Required action:
In the entries below, find every line holding the string "user" and collect it.

Data records:
● ● ●

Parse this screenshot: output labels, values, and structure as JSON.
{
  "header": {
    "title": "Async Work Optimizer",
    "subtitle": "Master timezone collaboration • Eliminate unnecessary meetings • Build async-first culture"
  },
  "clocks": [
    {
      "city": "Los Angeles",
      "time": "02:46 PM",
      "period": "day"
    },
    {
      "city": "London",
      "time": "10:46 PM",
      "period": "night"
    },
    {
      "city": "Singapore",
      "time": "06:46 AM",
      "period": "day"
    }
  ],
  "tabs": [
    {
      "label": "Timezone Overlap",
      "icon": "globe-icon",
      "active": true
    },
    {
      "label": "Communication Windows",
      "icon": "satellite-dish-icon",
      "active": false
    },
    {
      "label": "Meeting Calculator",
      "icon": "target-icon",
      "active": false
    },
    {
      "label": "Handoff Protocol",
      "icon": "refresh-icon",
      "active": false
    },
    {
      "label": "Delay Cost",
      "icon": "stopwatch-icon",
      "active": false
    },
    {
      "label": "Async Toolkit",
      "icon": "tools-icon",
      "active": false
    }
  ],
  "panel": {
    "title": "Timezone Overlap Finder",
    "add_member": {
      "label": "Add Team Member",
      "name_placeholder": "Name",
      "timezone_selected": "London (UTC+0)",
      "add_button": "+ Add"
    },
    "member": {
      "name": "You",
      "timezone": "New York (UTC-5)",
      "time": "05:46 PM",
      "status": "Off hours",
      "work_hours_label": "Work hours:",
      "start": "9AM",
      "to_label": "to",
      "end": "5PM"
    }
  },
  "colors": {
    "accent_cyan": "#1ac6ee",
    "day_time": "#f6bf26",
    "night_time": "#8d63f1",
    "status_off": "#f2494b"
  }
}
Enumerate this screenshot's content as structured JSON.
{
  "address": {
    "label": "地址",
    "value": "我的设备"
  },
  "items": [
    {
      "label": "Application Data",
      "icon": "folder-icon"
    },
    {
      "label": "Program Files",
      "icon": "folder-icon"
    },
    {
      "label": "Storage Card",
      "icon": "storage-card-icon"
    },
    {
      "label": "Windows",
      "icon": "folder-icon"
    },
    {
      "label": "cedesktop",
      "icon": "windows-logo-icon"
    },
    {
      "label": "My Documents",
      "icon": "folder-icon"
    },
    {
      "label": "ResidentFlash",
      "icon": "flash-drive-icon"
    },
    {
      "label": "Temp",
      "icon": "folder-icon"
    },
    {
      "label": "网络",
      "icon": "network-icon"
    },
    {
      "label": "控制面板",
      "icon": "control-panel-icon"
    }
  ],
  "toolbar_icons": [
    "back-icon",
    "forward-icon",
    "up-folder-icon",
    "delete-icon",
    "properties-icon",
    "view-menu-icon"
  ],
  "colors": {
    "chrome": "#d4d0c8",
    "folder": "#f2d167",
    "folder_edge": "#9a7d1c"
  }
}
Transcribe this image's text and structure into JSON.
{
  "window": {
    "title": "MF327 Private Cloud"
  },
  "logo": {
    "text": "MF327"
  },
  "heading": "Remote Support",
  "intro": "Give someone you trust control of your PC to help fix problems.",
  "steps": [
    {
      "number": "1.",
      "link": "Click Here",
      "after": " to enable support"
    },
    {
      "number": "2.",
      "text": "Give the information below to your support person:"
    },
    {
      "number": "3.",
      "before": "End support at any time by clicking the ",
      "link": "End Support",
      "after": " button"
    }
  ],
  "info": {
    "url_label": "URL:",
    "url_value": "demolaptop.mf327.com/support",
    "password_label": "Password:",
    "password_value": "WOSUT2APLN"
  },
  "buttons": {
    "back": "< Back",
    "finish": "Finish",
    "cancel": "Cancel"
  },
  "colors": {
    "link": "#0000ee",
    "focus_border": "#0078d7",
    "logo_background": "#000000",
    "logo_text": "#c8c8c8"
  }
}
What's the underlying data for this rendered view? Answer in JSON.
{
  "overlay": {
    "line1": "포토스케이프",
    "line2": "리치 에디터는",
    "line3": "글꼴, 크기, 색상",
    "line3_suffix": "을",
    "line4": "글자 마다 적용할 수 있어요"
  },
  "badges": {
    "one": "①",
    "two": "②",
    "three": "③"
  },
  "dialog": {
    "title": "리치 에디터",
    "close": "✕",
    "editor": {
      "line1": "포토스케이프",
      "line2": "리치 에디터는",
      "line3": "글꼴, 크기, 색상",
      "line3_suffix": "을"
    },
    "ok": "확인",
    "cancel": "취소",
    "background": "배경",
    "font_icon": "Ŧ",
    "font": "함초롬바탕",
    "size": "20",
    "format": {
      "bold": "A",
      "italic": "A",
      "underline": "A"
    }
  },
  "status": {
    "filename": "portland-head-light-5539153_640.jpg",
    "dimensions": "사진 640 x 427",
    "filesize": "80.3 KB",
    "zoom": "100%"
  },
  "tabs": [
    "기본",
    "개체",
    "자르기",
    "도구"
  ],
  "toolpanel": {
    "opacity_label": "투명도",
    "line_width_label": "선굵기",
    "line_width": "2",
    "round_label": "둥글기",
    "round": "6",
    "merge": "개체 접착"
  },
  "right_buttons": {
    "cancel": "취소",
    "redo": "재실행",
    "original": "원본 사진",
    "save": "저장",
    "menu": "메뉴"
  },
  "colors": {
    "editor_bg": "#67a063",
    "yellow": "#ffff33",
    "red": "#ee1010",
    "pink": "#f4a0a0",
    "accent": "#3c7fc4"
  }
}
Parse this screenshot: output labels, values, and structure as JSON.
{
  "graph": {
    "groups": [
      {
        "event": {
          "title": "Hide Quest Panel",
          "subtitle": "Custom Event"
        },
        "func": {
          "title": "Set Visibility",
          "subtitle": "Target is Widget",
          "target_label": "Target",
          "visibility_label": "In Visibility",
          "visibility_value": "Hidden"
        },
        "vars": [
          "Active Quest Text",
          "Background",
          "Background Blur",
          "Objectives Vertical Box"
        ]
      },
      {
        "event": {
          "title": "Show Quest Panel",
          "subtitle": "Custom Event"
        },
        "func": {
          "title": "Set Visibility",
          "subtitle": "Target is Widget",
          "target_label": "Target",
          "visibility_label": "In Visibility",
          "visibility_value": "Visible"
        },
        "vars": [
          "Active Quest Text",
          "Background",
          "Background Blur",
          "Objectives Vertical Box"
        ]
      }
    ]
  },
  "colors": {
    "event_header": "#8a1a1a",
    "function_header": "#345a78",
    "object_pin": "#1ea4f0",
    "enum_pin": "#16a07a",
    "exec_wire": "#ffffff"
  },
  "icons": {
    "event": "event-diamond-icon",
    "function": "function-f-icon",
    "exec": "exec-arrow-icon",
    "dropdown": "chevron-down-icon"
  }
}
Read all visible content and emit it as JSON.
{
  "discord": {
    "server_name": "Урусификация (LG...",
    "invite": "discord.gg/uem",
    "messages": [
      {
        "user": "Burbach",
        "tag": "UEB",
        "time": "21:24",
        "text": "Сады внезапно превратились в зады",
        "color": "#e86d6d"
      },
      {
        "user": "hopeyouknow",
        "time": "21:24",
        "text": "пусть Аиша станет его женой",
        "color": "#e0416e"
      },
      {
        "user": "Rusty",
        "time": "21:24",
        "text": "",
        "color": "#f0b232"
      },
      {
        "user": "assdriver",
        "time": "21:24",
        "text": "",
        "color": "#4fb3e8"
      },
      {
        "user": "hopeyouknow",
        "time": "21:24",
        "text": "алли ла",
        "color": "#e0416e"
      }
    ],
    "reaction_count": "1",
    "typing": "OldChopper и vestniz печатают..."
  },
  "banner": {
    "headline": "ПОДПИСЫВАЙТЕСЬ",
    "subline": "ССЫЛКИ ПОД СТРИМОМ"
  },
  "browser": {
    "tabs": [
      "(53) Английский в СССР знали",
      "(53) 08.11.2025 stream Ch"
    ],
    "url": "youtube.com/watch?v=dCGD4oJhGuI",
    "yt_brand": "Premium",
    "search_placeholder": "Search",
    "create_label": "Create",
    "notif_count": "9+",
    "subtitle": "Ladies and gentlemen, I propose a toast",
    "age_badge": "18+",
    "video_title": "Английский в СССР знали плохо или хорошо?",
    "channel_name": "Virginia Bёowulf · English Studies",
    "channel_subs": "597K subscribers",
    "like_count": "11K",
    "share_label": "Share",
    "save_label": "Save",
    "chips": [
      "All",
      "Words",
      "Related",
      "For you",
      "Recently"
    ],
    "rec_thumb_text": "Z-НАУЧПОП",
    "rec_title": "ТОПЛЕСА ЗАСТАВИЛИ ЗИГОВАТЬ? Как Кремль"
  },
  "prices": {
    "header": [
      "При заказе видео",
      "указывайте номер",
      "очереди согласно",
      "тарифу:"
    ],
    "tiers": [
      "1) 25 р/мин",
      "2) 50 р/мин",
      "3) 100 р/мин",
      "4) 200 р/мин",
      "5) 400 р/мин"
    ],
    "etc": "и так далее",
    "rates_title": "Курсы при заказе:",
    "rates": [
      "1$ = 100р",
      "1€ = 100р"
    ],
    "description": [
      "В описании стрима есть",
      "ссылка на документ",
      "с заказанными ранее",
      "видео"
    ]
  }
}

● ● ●

Response to this exercise:
        "user": "Burbach",
        "user": "hopeyouknow",
        "user": "Rusty",
        "user": "assdriver",
        "user": "hopeyouknow",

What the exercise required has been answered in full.